Terry Bellamy, director of the Department of Transportation, and Nicholas A. Majett, who heads the Department of Consumer and Regulatory Affairs, are expected to identify 19 parking spots around Farragut Square, 15 near Union Station and 13 around Franklin Square — to highlight just three of the most popular downtown vending locations — that would be open to vendors while satisfying the agencies’ rules for public safety and space management. Those figures compare favorably with the number of food trucks now operating in those areas.
“You won’t see fewer [locations] than this,” said a city official who requested anonymity because he was not permitted to speak about the city’s plan ahead of the public hearing before the Committee on Business, Consumer and Regulatory Affairs, chaired by Council member Vincent B. Orange (D-At Large). “The map is basically what we believe is a pretty good baseline on where we’re going to be.”
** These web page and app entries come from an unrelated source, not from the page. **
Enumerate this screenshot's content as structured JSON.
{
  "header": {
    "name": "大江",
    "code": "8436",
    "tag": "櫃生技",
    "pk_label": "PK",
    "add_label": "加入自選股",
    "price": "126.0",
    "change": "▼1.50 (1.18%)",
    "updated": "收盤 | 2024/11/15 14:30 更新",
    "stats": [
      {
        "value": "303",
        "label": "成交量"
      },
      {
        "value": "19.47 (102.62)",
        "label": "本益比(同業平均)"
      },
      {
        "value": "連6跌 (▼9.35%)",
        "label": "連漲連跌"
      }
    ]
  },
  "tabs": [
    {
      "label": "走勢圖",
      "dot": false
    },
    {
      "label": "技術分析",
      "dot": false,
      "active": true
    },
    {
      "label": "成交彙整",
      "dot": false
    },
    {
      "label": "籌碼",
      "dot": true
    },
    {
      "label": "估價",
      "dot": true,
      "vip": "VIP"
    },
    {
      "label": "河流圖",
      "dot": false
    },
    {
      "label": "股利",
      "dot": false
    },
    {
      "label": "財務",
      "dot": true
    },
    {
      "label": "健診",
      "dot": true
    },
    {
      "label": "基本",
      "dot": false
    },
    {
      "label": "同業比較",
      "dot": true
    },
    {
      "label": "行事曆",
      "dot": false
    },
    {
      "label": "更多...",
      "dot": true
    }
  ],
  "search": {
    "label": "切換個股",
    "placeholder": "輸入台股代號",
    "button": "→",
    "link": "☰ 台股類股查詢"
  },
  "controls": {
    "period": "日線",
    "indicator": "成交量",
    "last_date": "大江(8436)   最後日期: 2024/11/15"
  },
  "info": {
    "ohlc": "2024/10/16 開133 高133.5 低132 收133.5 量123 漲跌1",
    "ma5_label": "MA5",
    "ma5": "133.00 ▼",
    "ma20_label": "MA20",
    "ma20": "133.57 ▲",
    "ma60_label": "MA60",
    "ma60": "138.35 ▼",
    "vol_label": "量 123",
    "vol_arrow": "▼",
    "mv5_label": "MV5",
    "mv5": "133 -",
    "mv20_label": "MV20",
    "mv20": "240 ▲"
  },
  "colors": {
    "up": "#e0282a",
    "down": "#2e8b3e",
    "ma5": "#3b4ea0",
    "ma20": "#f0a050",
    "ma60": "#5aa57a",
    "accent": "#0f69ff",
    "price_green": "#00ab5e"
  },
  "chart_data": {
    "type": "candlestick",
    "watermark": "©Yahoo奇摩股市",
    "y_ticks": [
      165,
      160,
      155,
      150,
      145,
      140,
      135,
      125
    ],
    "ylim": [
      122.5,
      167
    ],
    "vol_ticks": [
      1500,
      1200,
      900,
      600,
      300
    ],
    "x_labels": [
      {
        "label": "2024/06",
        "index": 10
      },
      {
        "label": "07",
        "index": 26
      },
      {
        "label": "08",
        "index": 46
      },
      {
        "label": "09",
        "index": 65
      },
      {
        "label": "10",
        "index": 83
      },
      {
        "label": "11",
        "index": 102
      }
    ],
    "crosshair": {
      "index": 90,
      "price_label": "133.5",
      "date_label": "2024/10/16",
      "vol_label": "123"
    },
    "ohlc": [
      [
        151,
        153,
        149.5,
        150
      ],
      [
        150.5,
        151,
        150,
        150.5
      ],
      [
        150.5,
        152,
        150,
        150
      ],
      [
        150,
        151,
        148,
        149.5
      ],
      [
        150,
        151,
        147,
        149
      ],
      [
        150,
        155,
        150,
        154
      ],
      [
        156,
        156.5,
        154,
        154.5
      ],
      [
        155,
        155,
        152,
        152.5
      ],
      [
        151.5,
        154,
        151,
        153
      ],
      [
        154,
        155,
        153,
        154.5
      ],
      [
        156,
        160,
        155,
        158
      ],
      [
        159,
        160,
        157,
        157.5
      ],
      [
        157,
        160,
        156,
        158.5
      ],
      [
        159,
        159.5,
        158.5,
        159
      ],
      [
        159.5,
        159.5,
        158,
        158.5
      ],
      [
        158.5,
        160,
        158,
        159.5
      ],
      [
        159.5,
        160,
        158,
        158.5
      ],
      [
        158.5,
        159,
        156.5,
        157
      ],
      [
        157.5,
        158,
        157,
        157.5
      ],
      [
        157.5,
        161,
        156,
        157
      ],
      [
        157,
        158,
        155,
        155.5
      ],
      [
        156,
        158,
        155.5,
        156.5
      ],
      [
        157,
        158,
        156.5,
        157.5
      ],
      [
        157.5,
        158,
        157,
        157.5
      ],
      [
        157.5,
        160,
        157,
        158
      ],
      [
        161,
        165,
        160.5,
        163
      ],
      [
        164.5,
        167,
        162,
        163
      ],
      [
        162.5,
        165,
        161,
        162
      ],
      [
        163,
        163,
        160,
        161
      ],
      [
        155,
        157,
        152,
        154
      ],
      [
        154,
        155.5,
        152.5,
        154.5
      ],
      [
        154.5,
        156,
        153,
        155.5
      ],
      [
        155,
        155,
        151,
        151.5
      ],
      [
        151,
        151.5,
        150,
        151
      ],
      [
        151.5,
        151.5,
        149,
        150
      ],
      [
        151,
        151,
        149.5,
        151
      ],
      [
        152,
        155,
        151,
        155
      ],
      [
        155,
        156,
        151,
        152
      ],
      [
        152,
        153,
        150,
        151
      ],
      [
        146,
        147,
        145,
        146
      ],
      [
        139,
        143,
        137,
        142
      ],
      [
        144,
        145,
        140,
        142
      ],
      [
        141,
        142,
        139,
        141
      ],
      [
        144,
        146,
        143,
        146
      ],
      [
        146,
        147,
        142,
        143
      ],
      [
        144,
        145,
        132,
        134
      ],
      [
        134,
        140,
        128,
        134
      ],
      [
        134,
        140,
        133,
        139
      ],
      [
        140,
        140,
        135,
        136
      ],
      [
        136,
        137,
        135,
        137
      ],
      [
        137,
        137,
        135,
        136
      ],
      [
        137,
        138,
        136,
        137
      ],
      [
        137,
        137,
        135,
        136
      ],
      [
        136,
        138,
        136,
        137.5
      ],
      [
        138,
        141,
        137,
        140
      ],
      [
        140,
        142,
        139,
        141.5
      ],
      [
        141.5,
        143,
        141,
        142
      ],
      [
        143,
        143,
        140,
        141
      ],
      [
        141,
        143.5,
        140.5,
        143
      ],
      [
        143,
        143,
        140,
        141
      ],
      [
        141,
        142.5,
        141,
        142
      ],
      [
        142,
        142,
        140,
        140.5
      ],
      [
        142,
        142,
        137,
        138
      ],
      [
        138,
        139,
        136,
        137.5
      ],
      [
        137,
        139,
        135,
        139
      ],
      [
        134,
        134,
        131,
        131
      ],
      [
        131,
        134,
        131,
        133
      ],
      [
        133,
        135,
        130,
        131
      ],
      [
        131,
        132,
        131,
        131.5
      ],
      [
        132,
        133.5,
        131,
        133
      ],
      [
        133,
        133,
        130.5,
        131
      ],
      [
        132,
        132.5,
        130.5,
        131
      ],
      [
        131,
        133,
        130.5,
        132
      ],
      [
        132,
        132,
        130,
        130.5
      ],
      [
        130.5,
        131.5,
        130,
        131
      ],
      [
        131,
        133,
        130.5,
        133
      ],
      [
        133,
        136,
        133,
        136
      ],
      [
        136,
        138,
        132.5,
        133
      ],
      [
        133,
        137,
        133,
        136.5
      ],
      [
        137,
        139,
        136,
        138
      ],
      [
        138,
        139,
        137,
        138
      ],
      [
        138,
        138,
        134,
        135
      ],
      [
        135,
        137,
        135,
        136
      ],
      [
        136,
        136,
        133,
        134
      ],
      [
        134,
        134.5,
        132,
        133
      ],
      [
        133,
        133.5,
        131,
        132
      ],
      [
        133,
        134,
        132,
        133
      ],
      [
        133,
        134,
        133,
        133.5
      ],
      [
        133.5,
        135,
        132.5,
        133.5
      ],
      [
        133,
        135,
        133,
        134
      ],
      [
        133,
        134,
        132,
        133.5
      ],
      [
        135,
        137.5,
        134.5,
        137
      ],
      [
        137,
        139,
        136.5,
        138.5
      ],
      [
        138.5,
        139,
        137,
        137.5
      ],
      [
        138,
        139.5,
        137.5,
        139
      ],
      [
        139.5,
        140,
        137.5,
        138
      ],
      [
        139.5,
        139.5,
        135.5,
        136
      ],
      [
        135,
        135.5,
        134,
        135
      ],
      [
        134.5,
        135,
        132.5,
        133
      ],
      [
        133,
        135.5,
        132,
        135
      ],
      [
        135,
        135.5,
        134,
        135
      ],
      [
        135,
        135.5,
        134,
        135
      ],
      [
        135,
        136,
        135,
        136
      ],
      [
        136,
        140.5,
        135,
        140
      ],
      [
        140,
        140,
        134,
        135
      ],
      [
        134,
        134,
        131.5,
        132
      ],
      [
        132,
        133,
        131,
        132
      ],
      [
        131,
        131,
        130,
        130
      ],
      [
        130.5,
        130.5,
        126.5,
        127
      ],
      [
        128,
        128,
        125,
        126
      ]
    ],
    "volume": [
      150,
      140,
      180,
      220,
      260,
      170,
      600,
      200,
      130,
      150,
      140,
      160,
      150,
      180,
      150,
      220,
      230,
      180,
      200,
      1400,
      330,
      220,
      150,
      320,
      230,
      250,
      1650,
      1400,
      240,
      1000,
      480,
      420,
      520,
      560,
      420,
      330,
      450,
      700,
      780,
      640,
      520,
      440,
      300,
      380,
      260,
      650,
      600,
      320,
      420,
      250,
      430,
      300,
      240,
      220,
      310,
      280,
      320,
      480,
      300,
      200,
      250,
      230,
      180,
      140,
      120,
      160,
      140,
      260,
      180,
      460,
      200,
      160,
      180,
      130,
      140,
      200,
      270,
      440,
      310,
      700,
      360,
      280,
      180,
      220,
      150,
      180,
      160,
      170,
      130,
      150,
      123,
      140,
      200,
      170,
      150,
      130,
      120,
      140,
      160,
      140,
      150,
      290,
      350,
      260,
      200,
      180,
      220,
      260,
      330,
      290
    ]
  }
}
The District’s number of vending locations is far greater than those estimated by the Food Truck Association of Metropolitan Washington when it conducted a sidewalk survey in March and concluded that many trucks would be effectively locked out of downtown unless they were part of the city’s proposed “mobile roadway vending zones.” The association created its own map outlining the areas that would be off-limits under the new regulations.
The food truck association had been trying for months to learn the exact number of vehicles the city would allow in the zones, which the District has proposed as a way to relieve congested sidewalks, blocked Metro bus stops and a lack of public parking at the most popular vending sites downtown. But until the figures were provided Thursday afternoon to a reporter, the association had heard no concrete numbers other than what is printed in the regulations, which proposed at least three spaces for trucks at each mobile roadway vending zone.
The new numbers didn’t immediately calm the food truck association, which has been urging the D.C. Council to kill the regulations. The association has dubbed its grass-roots campaign “Save D.C. Food Trucks.”
“Our main concern is that they put [the numbers] on paper in the actual regulations,” said Doug Povich, chairman of the food truck association and co-owner of the Red Hook Lobster Pound DC truck.
The problem with not having the numbers in the regulations, said Povich, is that there is turnover among agency directors and officials. The next leaders of the city transportation and consumer agencies may decide they no longer want 19 trucks at Farragut Square; they may decide they want only five, Povich said. There’s no language in the regulations now that would prevent the agencies from changing the number, he said.